When candidates for the Missouri House District 60 seat were asked about ethics in Missouri politics, the conversations turned to Amendment 1 — Clean Missouri, initiative that will appear on the Nov. 6 general election ballot.
Republican Dave Griffith and Democrat Sara Michael are running for the seat state Rep. Jay Barnes, R-Jefferson City, currently holds. Because of term limits, Barnes is prevented from running for re-election.
The initiative would change a number of legislative operations, Michael said.
Among the changes are limitations to the contributions that can be made to a state Senate candidate — which would be $2,500 (down from the current limit of $2,600) — and to a House candidate — which would be $2,000 (down from $2,500).
"I believe in Clean Missouri. If government is about the people, why wouldn't you support Clean Missouri?" Michael asked.
The Missouri Ethics Commission already does a wonderful job of monitoring candidates' finances, Griffith said. The commission's website is very user-friendly, and it does a good job of providing advice for candidates who are filling out campaign reports.
"They'll look at it and make sure you're dotting all your I's and crossing all your T's. I really doubt there is a candidate out there trying to usurp the system," Griffith said.
The problem isn't necessarily the candidates, Michael said.
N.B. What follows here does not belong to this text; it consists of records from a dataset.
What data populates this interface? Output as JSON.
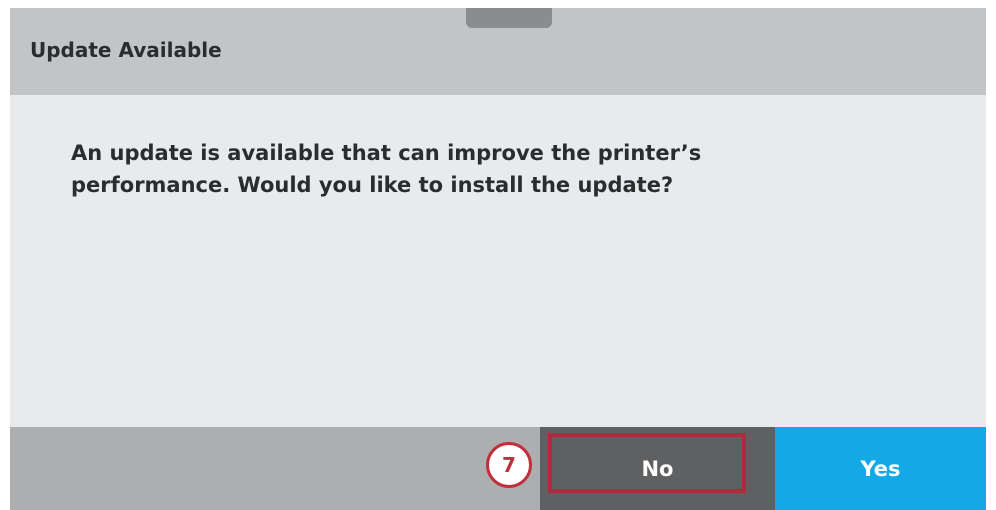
{
  "dialog": {
    "title": "Update Available",
    "message": "An update is available that can improve the printer’s performance. Would you like to install the update?"
  },
  "buttons": {
    "no_label": "No",
    "yes_label": "Yes"
  },
  "annotation": {
    "callout_number": "7"
  },
  "colors": {
    "title_bar": "#c2c4c6",
    "body": "#e9eaeb",
    "footer": "#acaeb0",
    "no_button": "#5e6062",
    "yes_button": "#14a9e6",
    "highlight": "#b3283c"
  }
}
Take the case of David Humphreys, the Joplin businessman whose family has donated millions to conservative causes. He recently donated $1 million to the Republican Campaign Committee.
"Why should one person with unlimited funds get heard over the 35,000 constituents I would represent?" Michael said. "The fact that unlimited funds can be used to drown a strong voice for the individual constituents within the district is just wrong."
The state has made significant reforms in ethics over the past few years, Griffith said. It is trying to hold legislators accountable for the money they raise.
"The system is not broken. It is working well," he said. "If you get a donation of more than $5,000, you have to report it within 48 hours."
Candidates are accountable for how they spend their money, he added.
Other things Clean Missouri would do include limiting gifts lawmakers may accept from lobbyists, preventing lawmakers or staff from becoming lobbyists for two years, prohibiting fundraising on state property, requiring legislative records to be open to the public and changing the process by which state districts are drawn.
On the surface, Clean Missouri sounds like a good idea for the state, Griffith said. But its redistricting plan would divide minority populations, particularly in Kansas City and St. Louis, he said.
"The way the system is set up now, it is trying to be equitable to all voters," Griffith said.
Redistricting needs to be non-partisan, unbiased and scientific to be certain districts' demographics are accurately represented, Michael said.
"(Limiting donations is) all about access to government," she said. "Redistricting and making sure minority populations are represented also goes to access to government."
Griffith said he wants voters to do what's best for the state.
"I hope all voters will do some research and look at all aspects of what that bill is about and how it would affect them," Griffith said. "Once they look at it, I hope they will vote 'no.'"
House District 60 is made up of most of Jefferson City, with the exception of the southeastern portion.